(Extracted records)
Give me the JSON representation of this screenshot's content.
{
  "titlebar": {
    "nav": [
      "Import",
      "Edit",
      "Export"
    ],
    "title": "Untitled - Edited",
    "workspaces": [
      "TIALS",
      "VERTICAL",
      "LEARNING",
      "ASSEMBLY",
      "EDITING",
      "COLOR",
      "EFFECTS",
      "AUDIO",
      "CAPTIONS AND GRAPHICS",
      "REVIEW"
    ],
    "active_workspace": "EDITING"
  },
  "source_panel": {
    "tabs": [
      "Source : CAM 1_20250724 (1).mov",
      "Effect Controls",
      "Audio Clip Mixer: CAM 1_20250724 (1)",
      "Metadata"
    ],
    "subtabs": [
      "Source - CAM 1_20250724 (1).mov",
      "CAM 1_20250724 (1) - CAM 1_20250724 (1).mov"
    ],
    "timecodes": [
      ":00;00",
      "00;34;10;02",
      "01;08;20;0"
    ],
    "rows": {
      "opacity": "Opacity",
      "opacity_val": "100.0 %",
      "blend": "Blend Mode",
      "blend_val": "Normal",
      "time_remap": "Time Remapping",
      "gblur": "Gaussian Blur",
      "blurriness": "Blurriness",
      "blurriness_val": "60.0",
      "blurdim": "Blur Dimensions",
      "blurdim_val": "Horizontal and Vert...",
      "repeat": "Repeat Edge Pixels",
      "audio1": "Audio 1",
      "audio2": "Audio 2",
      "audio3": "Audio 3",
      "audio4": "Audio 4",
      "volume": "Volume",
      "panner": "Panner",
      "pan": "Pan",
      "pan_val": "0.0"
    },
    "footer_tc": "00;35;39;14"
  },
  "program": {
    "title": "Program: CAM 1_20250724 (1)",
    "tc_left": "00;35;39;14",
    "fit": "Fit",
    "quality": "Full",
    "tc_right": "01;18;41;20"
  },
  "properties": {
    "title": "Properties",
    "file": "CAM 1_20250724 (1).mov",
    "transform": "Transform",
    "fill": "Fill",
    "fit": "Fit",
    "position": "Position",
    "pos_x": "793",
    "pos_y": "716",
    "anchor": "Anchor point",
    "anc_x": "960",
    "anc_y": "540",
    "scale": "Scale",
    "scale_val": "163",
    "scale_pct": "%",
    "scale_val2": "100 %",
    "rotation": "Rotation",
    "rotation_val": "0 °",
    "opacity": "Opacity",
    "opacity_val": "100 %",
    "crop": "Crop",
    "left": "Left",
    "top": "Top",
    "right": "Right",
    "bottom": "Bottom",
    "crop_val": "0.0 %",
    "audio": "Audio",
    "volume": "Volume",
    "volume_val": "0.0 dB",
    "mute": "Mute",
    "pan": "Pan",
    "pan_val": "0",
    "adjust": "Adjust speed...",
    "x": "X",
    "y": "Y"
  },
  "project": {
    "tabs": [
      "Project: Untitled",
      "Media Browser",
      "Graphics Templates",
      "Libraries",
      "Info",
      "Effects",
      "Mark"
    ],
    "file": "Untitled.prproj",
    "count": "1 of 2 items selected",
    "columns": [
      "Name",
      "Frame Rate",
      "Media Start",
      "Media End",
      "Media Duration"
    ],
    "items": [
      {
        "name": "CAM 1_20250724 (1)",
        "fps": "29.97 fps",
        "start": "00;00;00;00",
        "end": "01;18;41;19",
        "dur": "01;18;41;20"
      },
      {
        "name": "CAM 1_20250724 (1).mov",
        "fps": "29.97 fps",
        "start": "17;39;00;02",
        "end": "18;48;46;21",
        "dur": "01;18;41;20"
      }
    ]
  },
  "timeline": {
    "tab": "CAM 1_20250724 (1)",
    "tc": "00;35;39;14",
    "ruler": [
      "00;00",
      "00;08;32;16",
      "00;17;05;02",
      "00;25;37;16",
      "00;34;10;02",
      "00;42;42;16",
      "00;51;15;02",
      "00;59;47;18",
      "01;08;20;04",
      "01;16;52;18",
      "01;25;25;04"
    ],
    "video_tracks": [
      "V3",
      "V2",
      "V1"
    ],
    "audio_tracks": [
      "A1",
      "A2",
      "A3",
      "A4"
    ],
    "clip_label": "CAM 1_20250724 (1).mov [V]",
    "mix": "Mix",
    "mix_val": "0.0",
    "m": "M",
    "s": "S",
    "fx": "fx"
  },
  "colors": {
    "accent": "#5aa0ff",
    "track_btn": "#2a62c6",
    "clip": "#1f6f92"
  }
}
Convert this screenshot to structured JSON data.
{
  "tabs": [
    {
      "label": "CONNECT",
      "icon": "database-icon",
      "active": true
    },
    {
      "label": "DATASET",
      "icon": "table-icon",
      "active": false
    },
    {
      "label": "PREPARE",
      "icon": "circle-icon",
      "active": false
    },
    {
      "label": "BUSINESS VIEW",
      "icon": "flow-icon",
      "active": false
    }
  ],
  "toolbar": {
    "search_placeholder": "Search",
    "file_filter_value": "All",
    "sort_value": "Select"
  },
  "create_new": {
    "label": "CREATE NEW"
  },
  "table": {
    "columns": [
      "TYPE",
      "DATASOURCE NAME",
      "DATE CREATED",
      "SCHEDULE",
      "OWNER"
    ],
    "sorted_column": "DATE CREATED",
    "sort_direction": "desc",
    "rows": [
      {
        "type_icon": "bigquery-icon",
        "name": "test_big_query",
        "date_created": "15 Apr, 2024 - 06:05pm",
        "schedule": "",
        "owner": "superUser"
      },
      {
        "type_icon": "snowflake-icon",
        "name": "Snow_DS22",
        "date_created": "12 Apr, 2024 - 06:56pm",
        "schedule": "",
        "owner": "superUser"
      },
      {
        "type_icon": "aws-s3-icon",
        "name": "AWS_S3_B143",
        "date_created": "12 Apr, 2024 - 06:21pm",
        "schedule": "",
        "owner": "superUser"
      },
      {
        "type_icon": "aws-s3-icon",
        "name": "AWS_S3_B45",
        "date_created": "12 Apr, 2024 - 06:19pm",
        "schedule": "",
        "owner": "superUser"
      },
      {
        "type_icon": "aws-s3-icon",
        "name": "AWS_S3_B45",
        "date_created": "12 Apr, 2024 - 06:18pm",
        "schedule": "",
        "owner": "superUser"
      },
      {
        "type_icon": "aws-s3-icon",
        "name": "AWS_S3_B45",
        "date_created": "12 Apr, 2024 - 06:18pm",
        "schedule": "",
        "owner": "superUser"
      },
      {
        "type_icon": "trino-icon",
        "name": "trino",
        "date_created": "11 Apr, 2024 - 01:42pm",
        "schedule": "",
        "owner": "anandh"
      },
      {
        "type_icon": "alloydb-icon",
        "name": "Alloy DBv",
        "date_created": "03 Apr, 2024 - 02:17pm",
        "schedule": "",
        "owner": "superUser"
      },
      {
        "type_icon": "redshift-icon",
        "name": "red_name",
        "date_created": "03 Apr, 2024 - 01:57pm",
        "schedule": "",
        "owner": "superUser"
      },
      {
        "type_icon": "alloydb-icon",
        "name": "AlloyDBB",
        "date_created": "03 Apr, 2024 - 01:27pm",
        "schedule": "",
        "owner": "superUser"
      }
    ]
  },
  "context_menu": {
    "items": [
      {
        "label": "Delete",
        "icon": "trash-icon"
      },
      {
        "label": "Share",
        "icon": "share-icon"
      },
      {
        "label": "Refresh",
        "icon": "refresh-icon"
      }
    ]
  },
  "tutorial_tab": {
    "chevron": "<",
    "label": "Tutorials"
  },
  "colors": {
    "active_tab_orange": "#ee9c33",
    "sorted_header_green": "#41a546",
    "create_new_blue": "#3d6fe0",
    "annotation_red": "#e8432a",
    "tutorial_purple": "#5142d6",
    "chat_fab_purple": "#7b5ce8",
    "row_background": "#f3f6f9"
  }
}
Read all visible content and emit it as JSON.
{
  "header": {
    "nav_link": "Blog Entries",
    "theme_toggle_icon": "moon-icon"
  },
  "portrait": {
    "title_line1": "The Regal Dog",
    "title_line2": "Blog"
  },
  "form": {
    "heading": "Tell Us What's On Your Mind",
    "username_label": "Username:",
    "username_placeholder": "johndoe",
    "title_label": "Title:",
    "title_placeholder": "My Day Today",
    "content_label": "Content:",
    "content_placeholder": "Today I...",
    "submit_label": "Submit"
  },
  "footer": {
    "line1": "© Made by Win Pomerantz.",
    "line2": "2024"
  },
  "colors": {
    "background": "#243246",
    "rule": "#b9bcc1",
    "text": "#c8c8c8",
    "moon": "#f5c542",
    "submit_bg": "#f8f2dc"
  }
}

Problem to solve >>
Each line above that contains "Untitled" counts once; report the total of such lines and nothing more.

Solution to the problem >>
3